Again, we waited for our bulbs to arrive in our mailbox. Again, we were excited to install the bulbs in our light fixtures. This time: Success! The bulbs not only fit in the fixtures, but they were in fact, “super bright.” They were so bright that in fixtures where we before had two incandescent bulbs, we now only needed one of our new LED bulbs. (I can’t find any information on how many lumens the first bulbs were, but the bulbs in the second batch are 600 lumens each. If you need help calculating how many lumens you need to light up your life, check out the Language of Light article “How to Determine How Many LED Lumens You’ll Need to Properly Light Your Space” by David P Hakimi. Of course, this article is about lighting a conventional home, not a travel trailer since I couldn’t find any articles about how many lumens one might need in an RV.)

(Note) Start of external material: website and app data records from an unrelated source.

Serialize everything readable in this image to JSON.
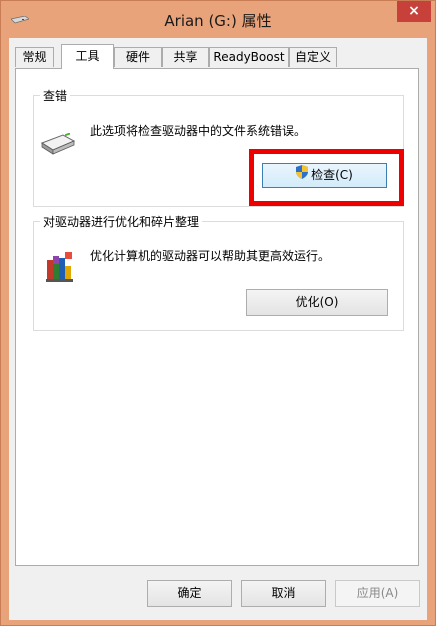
{
  "window": {
    "title": "Arian (G:) 属性",
    "close_label": "×"
  },
  "tabs": [
    {
      "label": "常规"
    },
    {
      "label": "工具"
    },
    {
      "label": "硬件"
    },
    {
      "label": "共享"
    },
    {
      "label": "ReadyBoost"
    },
    {
      "label": "自定义"
    }
  ],
  "active_tab": "工具",
  "check_group": {
    "title": "查错",
    "description": "此选项将检查驱动器中的文件系统错误。",
    "button_label": "检查(C)",
    "icon": "drive-icon",
    "button_icon": "uac-shield-icon"
  },
  "optimize_group": {
    "title": "对驱动器进行优化和碎片整理",
    "description": "优化计算机的驱动器可以帮助其更高效运行。",
    "button_label": "优化(O)",
    "icon": "defrag-icon"
  },
  "footer": {
    "ok_label": "确定",
    "cancel_label": "取消",
    "apply_label": "应用(A)"
  },
  "colors": {
    "frame": "#e9a37a",
    "close": "#c7413a",
    "highlight": "#ee0000"
  }
}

The rooms in our travel trailer are so much brighter at night since we put in the new bulbs. The Man can do his detailed artwork now even after the sun goes down. I like having the place well lit too. The quality of the light is better as well. I can best describe the new light as “crisp.” Only in retrospect did I realize that the incandescent lights in the travel trailer when we bought it were yellow and dull, even somewhat hazy. The new lighting seems to be better for my mental health.
The new LED lights also solved our original problem: they don’t use as much energy. I can tell this is true because when I put my hand next to them, I feel no heat. The Trailer Life article “Making the LED Swap” by Kristopher Bunker explains why this is the case.
“Typical halogen lights that are used in the RV industry are either 10 or 20 watts,” said Mike Camarota, president of ITC RV, a company that offers interior lighting products for the RV industry. “In contrast, the LED equivalent lights are 4 or 6 watts. This reduction on energy consumption of 70 percent means less draw on the power circuit of the RV…In dry-camping situations the battery will last longer.”
But the benefits of LED technology go beyond power consumption. Ever notice how hot the interior of your trailer gets when all the lights are on? “Lights produce heat,” said Camarota. “The process of converting energy into light involves two byproducts, heat and light. The difference between LED lights and non-LED lights is not that LED lights produce no heat but instead that they use less energy to produce light. In that conversion process, a greater percentage of energy goes into light emission than heat emission.”
Do I recommend you replace the incandescent lights in your RV with LED lights? Absolutely! If you have $10 to $15 to spare (or even $30, if your RV is larger than ours and you need double the number of bulbs), get yourself some LED bulbs. They will make your solar power last longer, keep your rig cooler during hot times of the year, and require replacement less frequently. Just be sure you check all of your fixtures so you will know if you need bulbs with different types of connectors and determine if you are getting the number of lumens you need to keep your living space as bright (or dim) as you desire. I think you’ll thank me for this advice once your new LED bulbs are in place.